This information is reviewed by the Probation Department, with the results provided to the judge, who will make a determination as to whether to appoint the proposed guardian for the child.
The appointment of a guardian for a minor child does not dissolve the parent/child relationship. However, the court can provide for the guardian to have exclusive custody based on a finding of parental unfitness. Therefore, while the parent/child relationship has not been severed, as in an adoption, the court grants the guardian discretion as to what, if any, contact a parent will have with the child, unless specified in a court order. When a non-parent, such as a grandparent or other family member, seeks guardianship of the minor child over the objections of a fit parent, the court must consider the rights of the fit parent who is opposing the guardianship. The matter of whether or not to award a guardianship is not based solely on the best interest of the child, without a showing of unfitness of the parent, or a need to protect the child from serious harm.
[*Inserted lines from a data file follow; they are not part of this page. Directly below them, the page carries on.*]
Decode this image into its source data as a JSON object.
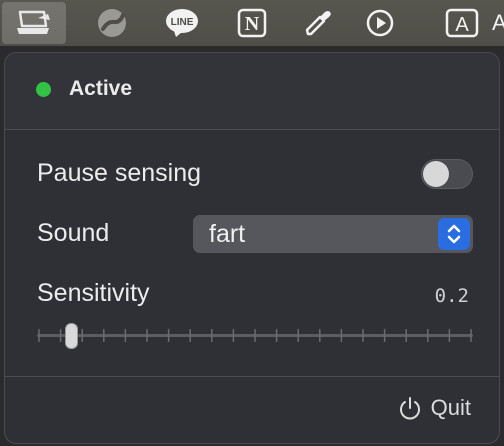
{
  "menubar": {
    "items": [
      {
        "name": "laptop-sensor-icon"
      },
      {
        "name": "trend-icon"
      },
      {
        "name": "line-icon",
        "label": "LINE"
      },
      {
        "name": "notion-icon",
        "label": "N"
      },
      {
        "name": "eyedropper-icon"
      },
      {
        "name": "play-icon"
      },
      {
        "name": "input-source-icon",
        "label": "A"
      }
    ],
    "trailing_text": "A"
  },
  "status": {
    "label": "Active",
    "color": "#31c246"
  },
  "pause_sensing": {
    "label": "Pause sensing",
    "enabled": false
  },
  "sound": {
    "label": "Sound",
    "value": "fart"
  },
  "sensitivity": {
    "label": "Sensitivity",
    "value_text": "0.2",
    "value": 0.2
  },
  "footer": {
    "quit_label": "Quit"
  },
  "colors": {
    "accent": "#2a6de0",
    "status_green": "#31c246"
  }
}
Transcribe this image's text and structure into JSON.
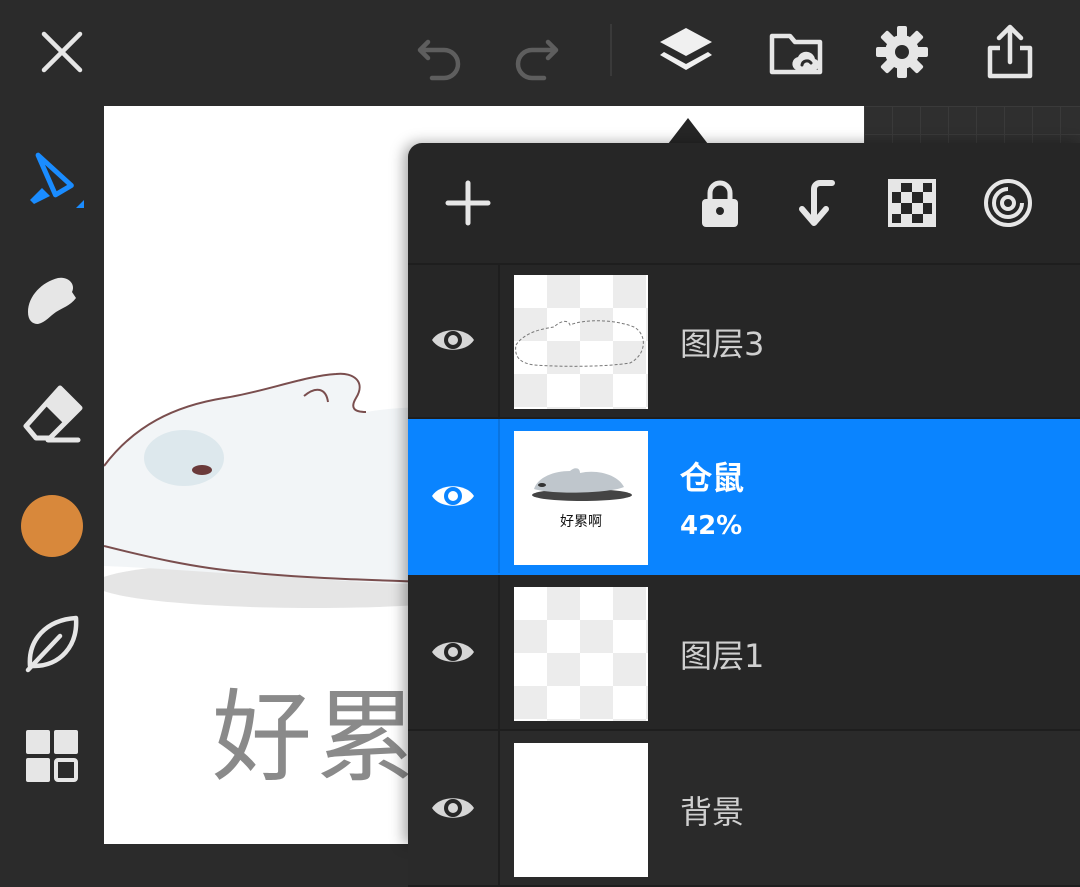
{
  "toolbar": {
    "close": "close-icon",
    "undo": "undo-icon",
    "redo": "redo-icon",
    "layers": "layers-icon",
    "gallery": "gallery-cloud-icon",
    "settings": "gear-icon",
    "share": "share-icon"
  },
  "tools": {
    "brush": "brush-icon",
    "smudge": "smudge-icon",
    "eraser": "eraser-icon",
    "color": "#d8883b",
    "leaf": "leaf-icon",
    "more": "grid-icon"
  },
  "canvas": {
    "text": "好累"
  },
  "layers_panel": {
    "toolbar": [
      "add-icon",
      "lock-icon",
      "merge-down-icon",
      "transparency-icon",
      "layer-effect-icon"
    ],
    "accent": "#0a84ff",
    "layers": [
      {
        "name": "图层3",
        "opacity": "",
        "selected": false,
        "thumb": "sketch"
      },
      {
        "name": "仓鼠",
        "opacity": "42%",
        "selected": true,
        "thumb": "hamster",
        "thumb_caption": "好累啊"
      },
      {
        "name": "图层1",
        "opacity": "",
        "selected": false,
        "thumb": "empty"
      },
      {
        "name": "背景",
        "opacity": "",
        "selected": false,
        "thumb": "white"
      }
    ]
  }
}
The court may revoke or terminate the appointment of a guardian if the parties petitioning for the revocation, that is the parent or parents, proves a substantial and material change of circumstances, and if that revocation/termination is in the child's best interest. A parent has a right to have the guardianship of his/her child revoked unless the parent is shown to be unfit.
A guardianship may also be terminated if the guardian seeks to have his/her appointment terminated, and all parties consent to that termination. This must be presented to the court for allowance. The guardianship terminates automatically when the child attains his/her eighteenth birthday, or marries.
The guardian may request the court order the parent, or parents, to pay child support, provide health insurance, and to pay the uninsured medical expenses of the minor child as long as the guardianship remains in place. While a guardianship of a minor ends on the ward's eighteenth birthday, if that child continues to live with the former guardian, the "custodial adult" may file a Complaint in Equity, to have the parent continue paying child support and/or college expenses after the guardianship has been terminated, if the child is not emancipated.